Fight On All Fronts
After three days of alternating between jujitsu and Muay Thai workouts, Belcher steps into a black-walled room at Tiger Muay Thai for some technique work with UFC legend Roger Huerta. They make polite conversation for a minute, but itâ€™s 4p.m. and a group of 24fighters is waiting to learn how to optimize footwork while throwing combination attacks.
At first glance, the drills look like the kind of repetitive exercises you might expect to see in a YMCA karate class. But here they take on a greater significance, demonstrating a seamless integration of MMAâ€™s four major fighting styles (wrestling, boxing, Muay Thai, and jujitsu).â€Weâ€™re cross-training,â€ says Belcher.
The various martial arts might look similar to the uninitiated, but their physical demands can be as different as weightlifting and bicycling, and practicing several styles concurrently delivers both strength and endurance benefits. â€œWhen you challenge your body with new movements and exercises, you stimulate your muscles as well as your nervous system, helping both become stronger,â€ says Weafer. You also reduce your risk of overuse injuries. But for MMA fighters, the benefits of cross-training extend beyond fitnessâ€”theyâ€™re essential for survival. â€œMastering jujitsu but remaining a mediocre wrestler doesnâ€™t exactly boost longevity,â€ says Belcher. He adds one more reason to mix things up: â€œVariety keeps training fun.â€
Right then, Tiger Muay Thai coach George Hickman wants Belcher to practice a brutal double-leg takedown. Belcher whiffs at his first attempt, gets closer on his second, and nails his third, slamming Hickman to the mat.
â€œAlanâ€™s one of the most well-rounded fighters in mixed martial arts,â€ says Huerta as he watches Belcher grab a protein shake and flop against a wall next to a group of Chinese fighters.â€ And heâ€™s that way because heâ€™s always willing to challenge himself and try new techniques.â€

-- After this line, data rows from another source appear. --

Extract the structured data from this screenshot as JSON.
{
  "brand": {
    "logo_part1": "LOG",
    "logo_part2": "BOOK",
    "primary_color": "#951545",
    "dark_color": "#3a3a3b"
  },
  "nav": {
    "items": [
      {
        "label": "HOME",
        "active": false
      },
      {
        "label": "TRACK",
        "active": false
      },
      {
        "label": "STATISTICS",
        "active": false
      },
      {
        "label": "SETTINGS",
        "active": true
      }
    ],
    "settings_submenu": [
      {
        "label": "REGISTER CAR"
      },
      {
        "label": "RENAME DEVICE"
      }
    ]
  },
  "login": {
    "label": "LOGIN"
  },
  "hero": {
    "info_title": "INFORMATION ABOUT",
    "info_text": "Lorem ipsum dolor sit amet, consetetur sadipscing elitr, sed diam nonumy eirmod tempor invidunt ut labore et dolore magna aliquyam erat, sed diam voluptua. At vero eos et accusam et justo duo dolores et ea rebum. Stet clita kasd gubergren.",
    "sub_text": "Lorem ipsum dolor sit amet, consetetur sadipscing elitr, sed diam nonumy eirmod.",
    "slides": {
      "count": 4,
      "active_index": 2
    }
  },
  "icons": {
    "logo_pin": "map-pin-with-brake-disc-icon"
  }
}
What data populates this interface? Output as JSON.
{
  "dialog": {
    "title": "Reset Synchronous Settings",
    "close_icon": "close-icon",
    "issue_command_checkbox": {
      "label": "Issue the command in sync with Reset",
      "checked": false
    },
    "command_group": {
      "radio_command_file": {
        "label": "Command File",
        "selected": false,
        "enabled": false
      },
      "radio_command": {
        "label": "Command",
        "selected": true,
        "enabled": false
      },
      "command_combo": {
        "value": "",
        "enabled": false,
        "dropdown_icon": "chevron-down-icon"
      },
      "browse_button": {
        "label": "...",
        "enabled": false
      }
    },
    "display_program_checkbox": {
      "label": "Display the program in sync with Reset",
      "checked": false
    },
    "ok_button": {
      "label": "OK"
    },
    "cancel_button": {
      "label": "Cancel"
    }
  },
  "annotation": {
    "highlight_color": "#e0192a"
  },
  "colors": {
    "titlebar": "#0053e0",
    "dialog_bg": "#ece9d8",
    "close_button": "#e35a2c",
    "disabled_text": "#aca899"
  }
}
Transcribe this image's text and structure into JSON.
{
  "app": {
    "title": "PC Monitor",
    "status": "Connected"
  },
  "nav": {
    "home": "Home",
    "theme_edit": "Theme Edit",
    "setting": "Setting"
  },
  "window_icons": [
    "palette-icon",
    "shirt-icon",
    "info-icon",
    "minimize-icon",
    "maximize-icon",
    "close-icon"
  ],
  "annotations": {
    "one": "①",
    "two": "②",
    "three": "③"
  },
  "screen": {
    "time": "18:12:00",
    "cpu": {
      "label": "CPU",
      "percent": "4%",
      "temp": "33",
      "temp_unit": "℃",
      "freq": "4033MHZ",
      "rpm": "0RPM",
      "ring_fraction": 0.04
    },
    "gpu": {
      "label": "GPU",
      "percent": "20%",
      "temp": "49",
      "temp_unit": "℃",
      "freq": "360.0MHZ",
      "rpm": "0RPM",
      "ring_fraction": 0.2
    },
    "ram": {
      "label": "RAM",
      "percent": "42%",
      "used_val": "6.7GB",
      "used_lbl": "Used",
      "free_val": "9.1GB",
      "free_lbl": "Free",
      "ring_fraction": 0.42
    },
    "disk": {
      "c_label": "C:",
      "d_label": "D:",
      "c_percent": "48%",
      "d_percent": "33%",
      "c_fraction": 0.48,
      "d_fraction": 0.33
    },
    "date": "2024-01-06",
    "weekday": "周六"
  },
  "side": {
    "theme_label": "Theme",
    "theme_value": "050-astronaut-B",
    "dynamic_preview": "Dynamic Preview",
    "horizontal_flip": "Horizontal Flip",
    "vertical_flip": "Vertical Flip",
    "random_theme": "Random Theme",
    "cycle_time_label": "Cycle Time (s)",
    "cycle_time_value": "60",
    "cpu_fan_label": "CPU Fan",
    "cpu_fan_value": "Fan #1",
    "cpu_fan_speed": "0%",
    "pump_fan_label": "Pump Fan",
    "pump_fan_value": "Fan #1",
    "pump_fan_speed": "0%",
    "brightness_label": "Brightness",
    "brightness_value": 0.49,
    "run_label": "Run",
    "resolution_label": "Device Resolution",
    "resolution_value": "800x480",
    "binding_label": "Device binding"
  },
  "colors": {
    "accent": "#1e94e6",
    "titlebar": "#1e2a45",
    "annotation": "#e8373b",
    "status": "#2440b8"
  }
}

Heâ€™s spent from the dayâ€™s training, so it takes Belcher a moment to realize heâ€™s the object of hero worship. Unable to communicate in English, the Chinese fighters pantomime what they want: selfies with the American striker. Belcher smiles. â€œSure. Gather round.â€
One by one, the fighters stand next to Belcher, taking a picture with one hand while making the other into a fist. â€œAinâ€™t this fun?â€ says Belcher. â€œTrain, eat, and fight in paradise. It doesnâ€™t get any better than this.â€
Want to get Muay Thai muscle? WeaveÂ the following MMA moves in your daily workouts to get stronger, more mobile, and more athletic.
ILLUSTRATION BY MATT HUYNH
Targets Shoulders, Core
Benefits Hand Speed, Cardio
Grab a pair of light dumbbells and assume a fighterâ€™s stance. Alternate left and right forward punches for 30 seconds. Repeat with shoulder presses and hook punches. Rest 1 minute. Thatâ€™s 1 round; do 3.
ILLUSTRATION BY MATT HUYNH
Targets Lats, Quads
Benefits Strength, Explosiveness, Mobility
From a standing position, push your hips back, squat, and put your hands on the floor. Kick your legs into a pushup position and drive your hips down. Return to a squat and jump up. Do 3 sets of 15 reps.
Hindu Press-Up And Rolling Plank Complex
Targets Chest, Core, Hips, Shoulders
Benefits Upper-Body Strength, Hip Mobility, Total-Body Stability
From a pushup position, raise your hips to form an upside-down V. Drop your hips and pull your body forward, raising your torso until your arms are straight. Return to the starting position. Do 4 sets of 10 reps. Between each set, do a rolling plank: Assume a pushup position with your weight on your forearms. Hold 30 seconds. Then rotate to your right side, back down, and on your left side, 30 seconds each.
Muay Thai Knee Strike
ILLUSTRATION BY MATT HUYNH
Targets Hips, Core
Benefits Range Of Motion, Balance
Stand with your hands locked around the neck of an imaginary opponent. Simultaneously pull down to your right and thrust your right knee up (as if youâ€™re striking him in the gut). Do 3 sets of 20 reps per leg.
Source by menshealth